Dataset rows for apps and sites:
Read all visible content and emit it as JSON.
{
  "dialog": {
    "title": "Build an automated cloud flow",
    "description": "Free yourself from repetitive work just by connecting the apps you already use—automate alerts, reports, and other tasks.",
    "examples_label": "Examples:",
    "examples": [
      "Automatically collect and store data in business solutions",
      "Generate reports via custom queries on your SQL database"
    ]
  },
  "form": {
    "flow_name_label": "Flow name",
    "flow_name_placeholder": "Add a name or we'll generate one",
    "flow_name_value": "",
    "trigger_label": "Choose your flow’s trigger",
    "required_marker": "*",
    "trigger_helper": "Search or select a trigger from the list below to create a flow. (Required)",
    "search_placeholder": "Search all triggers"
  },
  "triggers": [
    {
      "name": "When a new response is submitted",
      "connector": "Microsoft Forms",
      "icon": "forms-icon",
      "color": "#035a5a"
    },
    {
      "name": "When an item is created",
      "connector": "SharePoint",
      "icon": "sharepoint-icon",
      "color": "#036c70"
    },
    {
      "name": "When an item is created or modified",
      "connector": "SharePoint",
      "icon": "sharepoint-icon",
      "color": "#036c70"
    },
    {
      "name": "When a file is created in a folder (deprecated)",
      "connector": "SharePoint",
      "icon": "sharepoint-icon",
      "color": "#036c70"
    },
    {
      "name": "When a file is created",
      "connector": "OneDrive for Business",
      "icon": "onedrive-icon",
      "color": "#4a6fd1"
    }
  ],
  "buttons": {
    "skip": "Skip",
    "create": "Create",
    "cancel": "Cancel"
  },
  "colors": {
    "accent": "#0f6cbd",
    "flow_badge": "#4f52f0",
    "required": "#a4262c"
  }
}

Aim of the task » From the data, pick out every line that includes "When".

Completed exercise »
      "name": "When a new response is submitted",
      "name": "When an item is created",
      "name": "When an item is created or modified",
      "name": "When a file is created in a folder (deprecated)",
      "name": "When a file is created",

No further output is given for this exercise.